Development and climate change are stripping the sand from California’s beaches
Decades of unfettered development along the Californian coastline have restricted the flow of new sand to the beaches there, which are now threatened by rising sea levels. The regularly scheduled sand deposit from the federal government has been delayed since 2018 over budget issues, and now homeowners are increasingly at risk from flooding. Ironically, the breakwaters, jetties, and river redirections built throughout the 20th century to protect the coast have only exacerbated beach erosion.
H/t to The Mercury News
Strike MoMA protestors and security guards reportedly clashed at the end of a walking tour

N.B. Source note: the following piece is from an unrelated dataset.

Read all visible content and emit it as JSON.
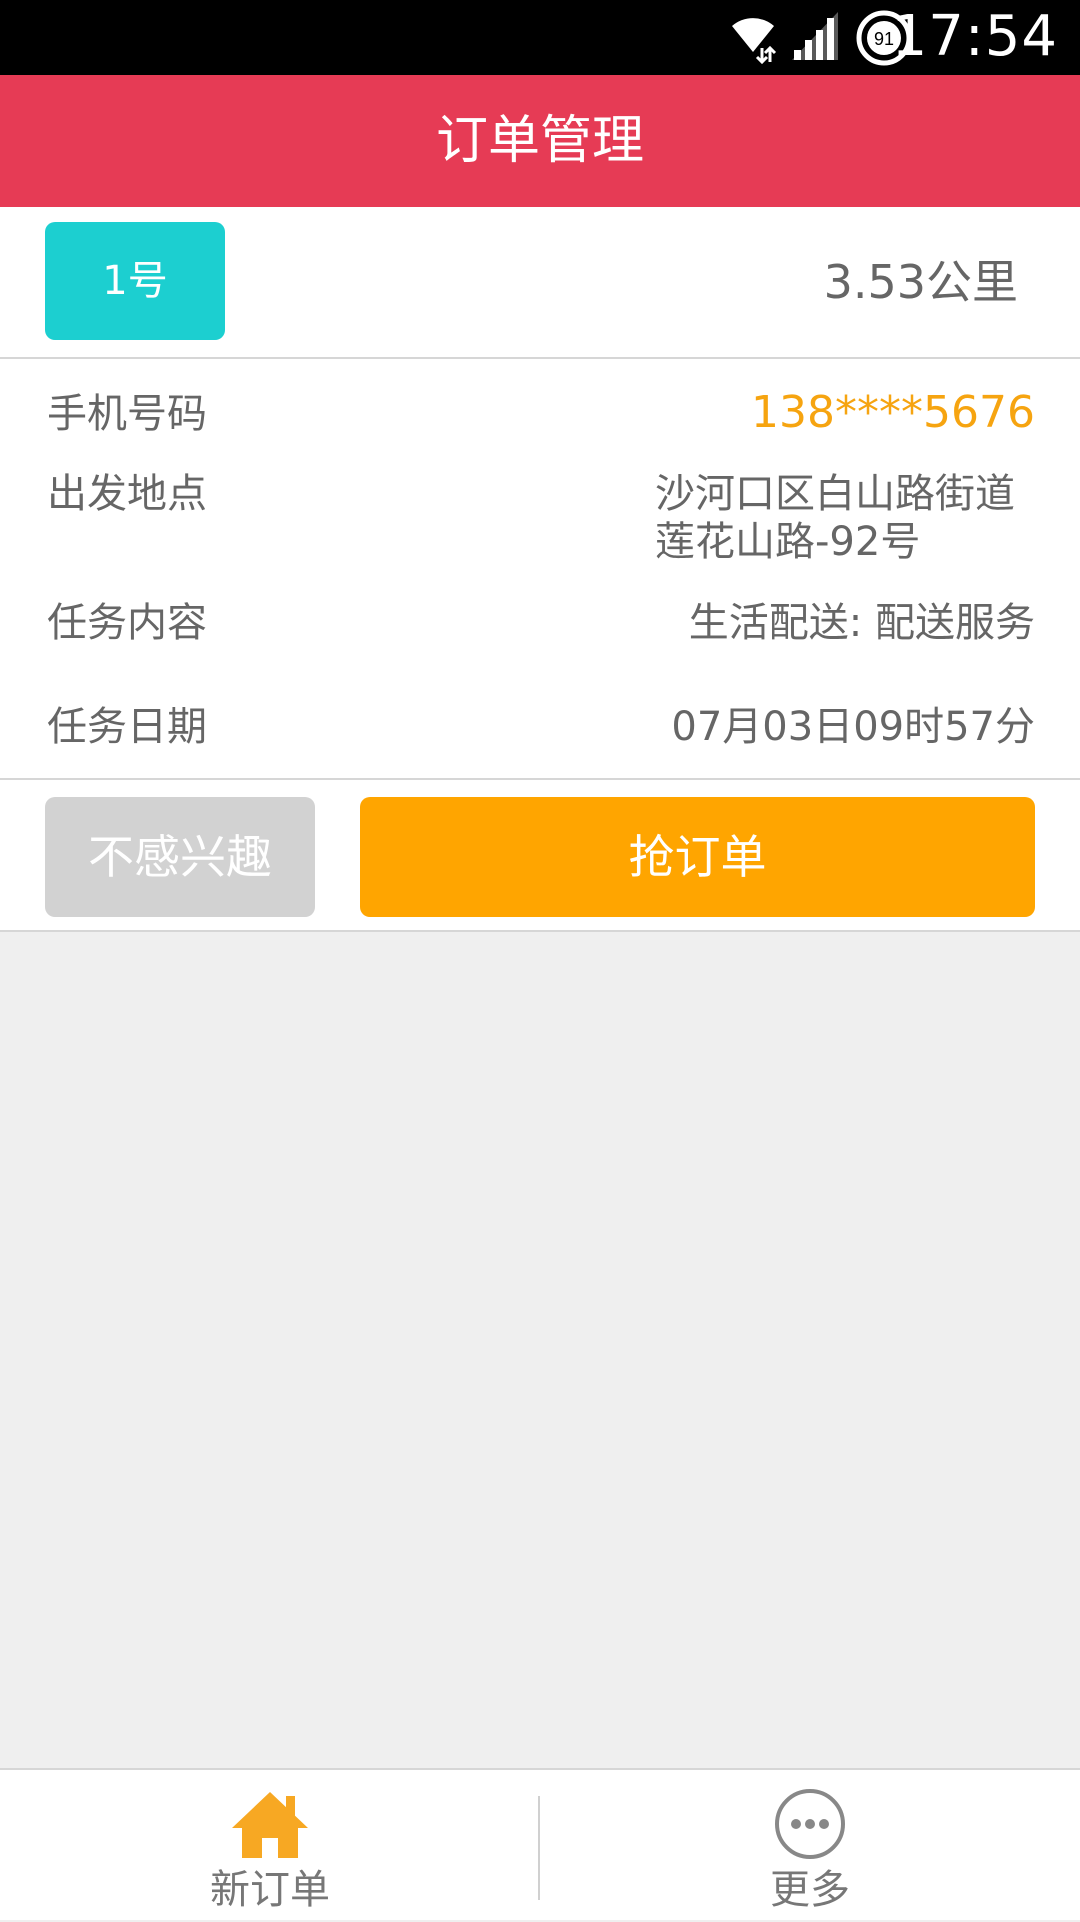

Last week, the International Imagination of Anti-National Anti-Imperialist Feelings (IIAAF) announced that it would be marching through Manhattan and into the Museum of Modern Art to protest Leon Black’s continued involvement with the museum, unfair working conditions for employees, the museum’s restriction of the its lobby and garden to ticketholders, and the elimination of free visit Fridays.
The “Ruins of Modernity Tour” arrived at MoMA as planned on April 30, but according to Hyperallergic, was denied access into the museum proper. Instead, as protestors attempted to enter the building through a staff entrance, one of them was reportedly beaten by a security guard.
The museum responded by confirming that the protestors had attempted to unlawfully enter the building, that they were disregarding COVID distancing protocols, and claimed that two of their security guards had been “seriously injured” during the event.
H/t to Hyperallergic
Republicans introduce a bill to restart border wall construction
Although President Biden has pledged to halt all U.S.-Mexico border wall construction, and on Friday canceled all related construction contracts, Republicans aren’t standing for it. U.S. Representative Clay Higgins (R-LA) has introduced the Finish the Wall Act in the House, which, aptly, would force the Biden administration to resume border wall construction. However, as the President did not request any money for a border wall in his fiscal year 2022 discretionary funding request last month, it seems unlikely that work will begin any time soon, even if the House and Senate can force the administration’s hand.
H/t to Construction Dive